"The response has been tremendous and deeply humbling. I am drowning in a tsunami of stories from other abuse survivors, many of whom are men. If I could rewrite the book, I'd write about them too because I feel it is even harder on the men. All the men have said I must talk about how little boys too, are targets and victims," said the author.
"Needless to say, I am overwhelmed with these messages pouring in, mostly from strangers, but many from people I thought I knew my whole life. They feel it has inspired them to share their own stories, confront their own families about their abuse and begin their journeys towards healing. I am so moved…The Water Phoenix maybe my memoir, but it isn't just my story. It is the story of millions, if not a billion or two," added Chatterjee.
Another reason that Chatterjee's book has resonated with so many across the world is because it is as much about abuse as it is about healing. In her case, the path to healing was paved with forgiveness. In the book, the author writes, "Forgiveness is the most selfish choice you can make. It is the most self-loving choice you can make. Forgiveness is the last step, but you cannot rush or force it. You cannot just wake up one morning and decide to forgive. Contrary to the pressure in spiritual circles, it cannot and must not be forced. That wouldn't be self-loving would it? You can only forgive when you are ready. Forgiveness often comes naturally when you have healed enough to truly know your own Power and realize that there is nothing left to forgive.
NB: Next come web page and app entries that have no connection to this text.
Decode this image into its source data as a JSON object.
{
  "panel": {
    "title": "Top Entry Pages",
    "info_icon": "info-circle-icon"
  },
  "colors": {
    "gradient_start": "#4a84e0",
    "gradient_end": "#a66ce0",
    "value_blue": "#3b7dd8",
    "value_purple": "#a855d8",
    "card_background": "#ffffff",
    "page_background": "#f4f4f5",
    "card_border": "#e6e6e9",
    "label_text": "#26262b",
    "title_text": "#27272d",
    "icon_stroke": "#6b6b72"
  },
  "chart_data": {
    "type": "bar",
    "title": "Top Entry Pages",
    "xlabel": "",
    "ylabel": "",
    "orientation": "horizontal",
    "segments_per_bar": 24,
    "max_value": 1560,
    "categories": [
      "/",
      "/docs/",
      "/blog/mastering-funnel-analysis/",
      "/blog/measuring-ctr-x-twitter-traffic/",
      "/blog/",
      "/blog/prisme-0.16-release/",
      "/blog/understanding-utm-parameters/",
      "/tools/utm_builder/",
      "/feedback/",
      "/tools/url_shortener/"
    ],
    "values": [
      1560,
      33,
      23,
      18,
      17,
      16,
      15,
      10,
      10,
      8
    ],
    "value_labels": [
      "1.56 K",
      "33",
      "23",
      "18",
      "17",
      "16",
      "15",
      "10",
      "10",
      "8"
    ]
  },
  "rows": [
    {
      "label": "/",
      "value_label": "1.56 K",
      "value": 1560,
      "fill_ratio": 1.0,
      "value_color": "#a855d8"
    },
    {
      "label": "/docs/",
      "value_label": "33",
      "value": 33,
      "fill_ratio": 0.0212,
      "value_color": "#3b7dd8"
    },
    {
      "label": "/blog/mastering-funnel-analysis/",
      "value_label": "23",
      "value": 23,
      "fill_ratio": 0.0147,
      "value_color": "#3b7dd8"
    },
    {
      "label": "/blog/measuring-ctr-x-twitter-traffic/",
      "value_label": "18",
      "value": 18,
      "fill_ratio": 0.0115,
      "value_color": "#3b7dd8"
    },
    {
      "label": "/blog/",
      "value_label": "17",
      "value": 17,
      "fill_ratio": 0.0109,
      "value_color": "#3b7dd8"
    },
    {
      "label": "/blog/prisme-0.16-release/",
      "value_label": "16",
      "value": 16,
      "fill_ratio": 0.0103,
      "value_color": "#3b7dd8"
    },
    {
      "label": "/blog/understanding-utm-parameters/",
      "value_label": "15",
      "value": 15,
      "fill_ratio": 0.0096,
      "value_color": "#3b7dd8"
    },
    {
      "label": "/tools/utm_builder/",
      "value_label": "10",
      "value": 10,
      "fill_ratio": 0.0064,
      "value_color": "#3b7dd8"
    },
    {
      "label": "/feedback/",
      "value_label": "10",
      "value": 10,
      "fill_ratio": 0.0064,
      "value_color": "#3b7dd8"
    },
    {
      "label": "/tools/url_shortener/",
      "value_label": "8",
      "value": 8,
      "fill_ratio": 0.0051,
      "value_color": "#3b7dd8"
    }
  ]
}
Why? Because it isn't about the abuser at all. It is the only way to fill the void within you, no matter the trauma. And so it is often the only choice that works. It takes a minute and a simple decision to shift. (But this state of resolution arrives only after a lot of healing – including physically distancing one's self from the abuser – has already taken place.) What happened does not matter, what matters is what you do with it. With the power of awareness, we alchemize suffering into gold. We realize that no matter our stories, no matter how great our suffering, freedom is in our hands."
For Chatterjee, forgiveness is an act of 'radical self-love'. "If we forgive because we are supposed to, then it's an act of self-hate. My reasons to forgive were to set myself free…because it was about me and not about the abuser at all. I had grown up and spent three decades or 90% of my life in this hell which had occurred only when I was a child. I had reached the brink of insanity and such deep imprisonment that it was becoming impossible to stay alive. I had to finally die or to rebirth myself. I chose the latter, and the way was forgiveness. It was as important to forgive myself as the people who were supposed to take care of me," she added.